Return the records below exactly as they are written.

App and web page records:
····················

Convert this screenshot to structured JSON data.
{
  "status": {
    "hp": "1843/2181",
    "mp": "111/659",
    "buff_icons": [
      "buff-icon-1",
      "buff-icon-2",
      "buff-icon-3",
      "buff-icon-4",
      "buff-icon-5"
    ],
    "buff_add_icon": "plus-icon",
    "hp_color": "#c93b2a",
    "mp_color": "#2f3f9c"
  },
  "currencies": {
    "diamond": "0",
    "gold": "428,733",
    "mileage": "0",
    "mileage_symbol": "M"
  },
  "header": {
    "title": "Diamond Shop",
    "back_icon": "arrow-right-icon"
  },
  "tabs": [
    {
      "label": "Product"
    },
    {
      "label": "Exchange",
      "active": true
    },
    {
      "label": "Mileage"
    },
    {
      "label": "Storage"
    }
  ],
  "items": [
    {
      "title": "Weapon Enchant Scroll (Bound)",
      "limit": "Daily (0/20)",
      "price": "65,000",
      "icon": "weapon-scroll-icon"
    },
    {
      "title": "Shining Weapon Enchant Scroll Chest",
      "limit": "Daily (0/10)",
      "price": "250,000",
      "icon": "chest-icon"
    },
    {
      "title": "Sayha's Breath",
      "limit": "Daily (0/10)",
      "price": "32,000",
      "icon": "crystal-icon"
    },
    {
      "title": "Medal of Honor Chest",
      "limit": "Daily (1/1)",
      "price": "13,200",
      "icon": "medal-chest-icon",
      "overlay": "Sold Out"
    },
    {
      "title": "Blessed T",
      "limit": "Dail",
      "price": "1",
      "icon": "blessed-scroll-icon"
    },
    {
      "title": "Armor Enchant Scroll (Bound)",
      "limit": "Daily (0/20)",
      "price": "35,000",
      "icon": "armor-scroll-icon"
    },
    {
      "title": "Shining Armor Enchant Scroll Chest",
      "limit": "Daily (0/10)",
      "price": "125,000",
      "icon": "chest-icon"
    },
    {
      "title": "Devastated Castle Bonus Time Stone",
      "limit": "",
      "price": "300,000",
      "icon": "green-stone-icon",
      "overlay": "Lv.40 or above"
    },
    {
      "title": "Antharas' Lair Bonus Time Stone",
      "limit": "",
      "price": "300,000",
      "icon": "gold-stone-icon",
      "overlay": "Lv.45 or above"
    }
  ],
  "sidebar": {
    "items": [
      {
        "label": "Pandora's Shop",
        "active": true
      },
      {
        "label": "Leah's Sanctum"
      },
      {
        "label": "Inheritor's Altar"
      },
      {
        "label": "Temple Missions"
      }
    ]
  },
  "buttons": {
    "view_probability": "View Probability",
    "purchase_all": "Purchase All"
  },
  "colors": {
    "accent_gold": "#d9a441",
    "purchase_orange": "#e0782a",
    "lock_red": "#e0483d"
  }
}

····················

### Solution
Convert this screenshot to structured JSON data.
{
  "status": {
    "hp": "1843/2181",
    "mp": "111/659",
    "buff_icons": [
      "buff-icon-1",
      "buff-icon-2",
      "buff-icon-3",
      "buff-icon-4",
      "buff-icon-5"
    ],
    "buff_add_icon": "plus-icon",
    "hp_color": "#c93b2a",
    "mp_color": "#2f3f9c"
  },
  "currencies": {
    "diamond": "0",
    "gold": "428,733",
    "mileage": "0",
    "mileage_symbol": "M"
  },
  "header": {
    "title": "Diamond Shop",
    "back_icon": "arrow-right-icon"
  },
  "tabs": [
    {
      "label": "Product"
    },
    {
      "label": "Exchange",
      "active": true
    },
    {
      "label": "Mileage"
    },
    {
      "label": "Storage"
    }
  ],
  "items": [
    {
      "title": "Weapon Enchant Scroll (Bound)",
      "limit": "Daily (0/20)",
      "price": "65,000",
      "icon": "weapon-scroll-icon"
    },
    {
      "title": "Shining Weapon Enchant Scroll Chest",
      "limit": "Daily (0/10)",
      "price": "250,000",
      "icon": "chest-icon"
    },
    {
      "title": "Sayha's Breath",
      "limit": "Daily (0/10)",
      "price": "32,000",
      "icon": "crystal-icon"
    },
    {
      "title": "Medal of Honor Chest",
      "limit": "Daily (1/1)",
      "price": "13,200",
      "icon": "medal-chest-icon",
      "overlay": "Sold Out"
    },
    {
      "title": "Blessed T",
      "limit": "Dail",
      "price": "1",
      "icon": "blessed-scroll-icon"
    },
    {
      "title": "Armor Enchant Scroll (Bound)",
      "limit": "Daily (0/20)",
      "price": "35,000",
      "icon": "armor-scroll-icon"
    },
    {
      "title": "Shining Armor Enchant Scroll Chest",
      "limit": "Daily (0/10)",
      "price": "125,000",
      "icon": "chest-icon"
    },
    {
      "title": "Devastated Castle Bonus Time Stone",
      "limit": "",
      "price": "300,000",
      "icon": "green-stone-icon",
      "overlay": "Lv.40 or above"
    },
    {
      "title": "Antharas' Lair Bonus Time Stone",
      "limit": "",
      "price": "300,000",
      "icon": "gold-stone-icon",
      "overlay": "Lv.45 or above"
    }
  ],
  "sidebar": {
    "items": [
      {
        "label": "Pandora's Shop",
        "active": true
      },
      {
        "label": "Leah's Sanctum"
      },
      {
        "label": "Inheritor's Altar"
      },
      {
        "label": "Temple Missions"
      }
    ]
  },
  "buttons": {
    "view_probability": "View Probability",
    "purchase_all": "Purchase All"
  },
  "colors": {
    "accent_gold": "#d9a441",
    "purchase_orange": "#e0782a",
    "lock_red": "#e0483d"
  }
}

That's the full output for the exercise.